───── Record excerpts

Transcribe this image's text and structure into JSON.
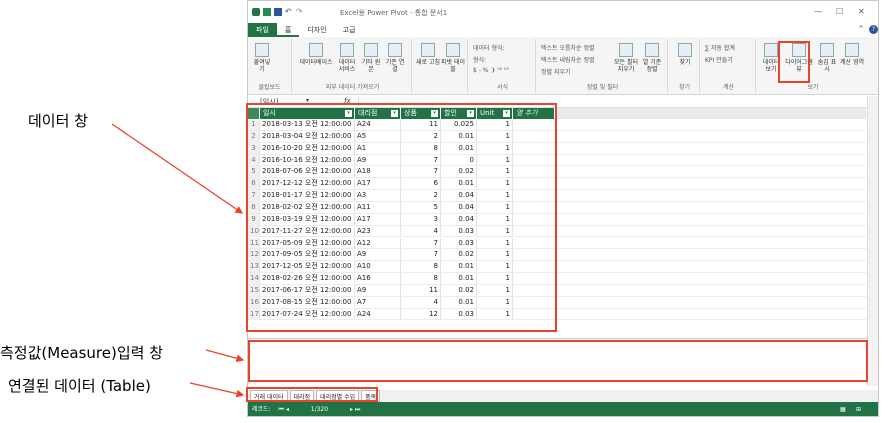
{
  "annotations": {
    "data_window": "데이터 창",
    "measure_window": "측정값(Measure)입력 창",
    "linked_table": "연결된 데이터 (Table)"
  },
  "titlebar": {
    "title": "Excel용 Power Pivot - 통합 문서1",
    "min": "—",
    "max": "☐",
    "close": "✕",
    "collapse": "^",
    "help": "?"
  },
  "tabs": [
    "파일",
    "홈",
    "디자인",
    "고급"
  ],
  "ribbon": {
    "paste": "붙여넣기",
    "clipboard_label": "클립보드",
    "db": "데이터베이스",
    "data_service": "데이터 서비스",
    "other": "기타 원본",
    "existing": "기존 연결",
    "external_label": "외부 데이터 가져오기",
    "refresh": "새로 고침",
    "pivot": "피벗 테이블",
    "format_type": "데이터 형식:",
    "format": "형식:",
    "currency": "$ - % ❩ ⁰⁰ ⁰⁰",
    "format_label": "서식",
    "sort_asc": "텍스트 오름차순 정렬",
    "sort_desc": "텍스트 내림차순 정렬",
    "clear_sort": "정렬 지우기",
    "clear_filter": "모든 필터 지우기",
    "sort_by_col": "열 기준 정렬",
    "sort_filter_label": "정렬 및 필터",
    "find": "찾기",
    "find_label": "찾기",
    "autosum": "∑ 자동 합계",
    "kpi": "KPI 만들기",
    "calc_label": "계산",
    "data_view": "데이터 보기",
    "diagram_view": "다이어그램 뷰",
    "hidden": "숨김 표시",
    "calc_area": "계산 영역",
    "view_label": "보기"
  },
  "formula_bar": {
    "cell": "[일시]",
    "fx": "fx"
  },
  "columns": [
    "일시",
    "대리점",
    "상품",
    "할인",
    "Unit",
    "열 추가"
  ],
  "rows": [
    [
      "1",
      "2018-03-13 오전 12:00:00",
      "A24",
      "11",
      "0.025",
      "1"
    ],
    [
      "2",
      "2018-03-04 오전 12:00:00",
      "A5",
      "2",
      "0.01",
      "1"
    ],
    [
      "3",
      "2016-10-20 오전 12:00:00",
      "A1",
      "8",
      "0.01",
      "1"
    ],
    [
      "4",
      "2016-10-16 오전 12:00:00",
      "A9",
      "7",
      "0",
      "1"
    ],
    [
      "5",
      "2018-07-06 오전 12:00:00",
      "A18",
      "7",
      "0.02",
      "1"
    ],
    [
      "6",
      "2017-12-12 오전 12:00:00",
      "A17",
      "6",
      "0.01",
      "1"
    ],
    [
      "7",
      "2018-01-17 오전 12:00:00",
      "A3",
      "2",
      "0.04",
      "1"
    ],
    [
      "8",
      "2018-02-02 오전 12:00:00",
      "A11",
      "5",
      "0.04",
      "1"
    ],
    [
      "9",
      "2018-03-19 오전 12:00:00",
      "A17",
      "3",
      "0.04",
      "1"
    ],
    [
      "10",
      "2017-11-27 오전 12:00:00",
      "A23",
      "4",
      "0.03",
      "1"
    ],
    [
      "11",
      "2017-05-09 오전 12:00:00",
      "A12",
      "7",
      "0.03",
      "1"
    ],
    [
      "12",
      "2017-09-05 오전 12:00:00",
      "A9",
      "7",
      "0.02",
      "1"
    ],
    [
      "13",
      "2017-12-05 오전 12:00:00",
      "A10",
      "8",
      "0.01",
      "1"
    ],
    [
      "14",
      "2018-02-26 오전 12:00:00",
      "A16",
      "8",
      "0.01",
      "1"
    ],
    [
      "15",
      "2017-06-17 오전 12:00:00",
      "A9",
      "11",
      "0.02",
      "1"
    ],
    [
      "16",
      "2017-08-15 오전 12:00:00",
      "A7",
      "4",
      "0.01",
      "1"
    ],
    [
      "17",
      "2017-07-24 오전 12:00:00",
      "A24",
      "12",
      "0.03",
      "1"
    ]
  ],
  "sheet_tabs": [
    "거래 데이터",
    "대리점",
    "대리점별 수입",
    "품목"
  ],
  "status": {
    "label": "레코드:",
    "position": "1/320"
  },
  "colors": {
    "accent": "#217346",
    "highlight": "#e8432b"
  }
}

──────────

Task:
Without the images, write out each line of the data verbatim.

Task response:
Transcribe this image's text and structure into JSON.
{
  "annotations": {
    "data_window": "데이터 창",
    "measure_window": "측정값(Measure)입력 창",
    "linked_table": "연결된 데이터 (Table)"
  },
  "titlebar": {
    "title": "Excel용 Power Pivot - 통합 문서1",
    "min": "—",
    "max": "☐",
    "close": "✕",
    "collapse": "^",
    "help": "?"
  },
  "tabs": [
    "파일",
    "홈",
    "디자인",
    "고급"
  ],
  "ribbon": {
    "paste": "붙여넣기",
    "clipboard_label": "클립보드",
    "db": "데이터베이스",
    "data_service": "데이터 서비스",
    "other": "기타 원본",
    "existing": "기존 연결",
    "external_label": "외부 데이터 가져오기",
    "refresh": "새로 고침",
    "pivot": "피벗 테이블",
    "format_type": "데이터 형식:",
    "format": "형식:",
    "currency": "$ - % ❩ ⁰⁰ ⁰⁰",
    "format_label": "서식",
    "sort_asc": "텍스트 오름차순 정렬",
    "sort_desc": "텍스트 내림차순 정렬",
    "clear_sort": "정렬 지우기",
    "clear_filter": "모든 필터 지우기",
    "sort_by_col": "열 기준 정렬",
    "sort_filter_label": "정렬 및 필터",
    "find": "찾기",
    "find_label": "찾기",
    "autosum": "∑ 자동 합계",
    "kpi": "KPI 만들기",
    "calc_label": "계산",
    "data_view": "데이터 보기",
    "diagram_view": "다이어그램 뷰",
    "hidden": "숨김 표시",
    "calc_area": "계산 영역",
    "view_label": "보기"
  },
  "formula_bar": {
    "cell": "[일시]",
    "fx": "fx"
  },
  "columns": [
    "일시",
    "대리점",
    "상품",
    "할인",
    "Unit",
    "열 추가"
  ],
  "rows": [
    [
      "1",
      "2018-03-13 오전 12:00:00",
      "A24",
      "11",
      "0.025",
      "1"
    ],
    [
      "2",
      "2018-03-04 오전 12:00:00",
      "A5",
      "2",
      "0.01",
      "1"
    ],
    [
      "3",
      "2016-10-20 오전 12:00:00",
      "A1",
      "8",
      "0.01",
      "1"
    ],
    [
      "4",
      "2016-10-16 오전 12:00:00",
      "A9",
      "7",
      "0",
      "1"
    ],
    [
      "5",
      "2018-07-06 오전 12:00:00",
      "A18",
      "7",
      "0.02",
      "1"
    ],
    [
      "6",
      "2017-12-12 오전 12:00:00",
      "A17",
      "6",
      "0.01",
      "1"
    ],
    [
      "7",
      "2018-01-17 오전 12:00:00",
      "A3",
      "2",
      "0.04",
      "1"
    ],
    [
      "8",
      "2018-02-02 오전 12:00:00",
      "A11",
      "5",
      "0.04",
      "1"
    ],
    [
      "9",
      "2018-03-19 오전 12:00:00",
      "A17",
      "3",
      "0.04",
      "1"
    ],
    [
      "10",
      "2017-11-27 오전 12:00:00",
      "A23",
      "4",
      "0.03",
      "1"
    ],
    [
      "11",
      "2017-05-09 오전 12:00:00",
      "A12",
      "7",
      "0.03",
      "1"
    ],
    [
      "12",
      "2017-09-05 오전 12:00:00",
      "A9",
      "7",
      "0.02",
      "1"
    ],
    [
      "13",
      "2017-12-05 오전 12:00:00",
      "A10",
      "8",
      "0.01",
      "1"
    ],
    [
      "14",
      "2018-02-26 오전 12:00:00",
      "A16",
      "8",
      "0.01",
      "1"
    ],
    [
      "15",
      "2017-06-17 오전 12:00:00",
      "A9",
      "11",
      "0.02",
      "1"
    ],
    [
      "16",
      "2017-08-15 오전 12:00:00",
      "A7",
      "4",
      "0.01",
      "1"
    ],
    [
      "17",
      "2017-07-24 오전 12:00:00",
      "A24",
      "12",
      "0.03",
      "1"
    ]
  ],
  "sheet_tabs": [
    "거래 데이터",
    "대리점",
    "대리점별 수입",
    "품목"
  ],
  "status": {
    "label": "레코드:",
    "position": "1/320"
  },
  "colors": {
    "accent": "#217346",
    "highlight": "#e8432b"
  }
}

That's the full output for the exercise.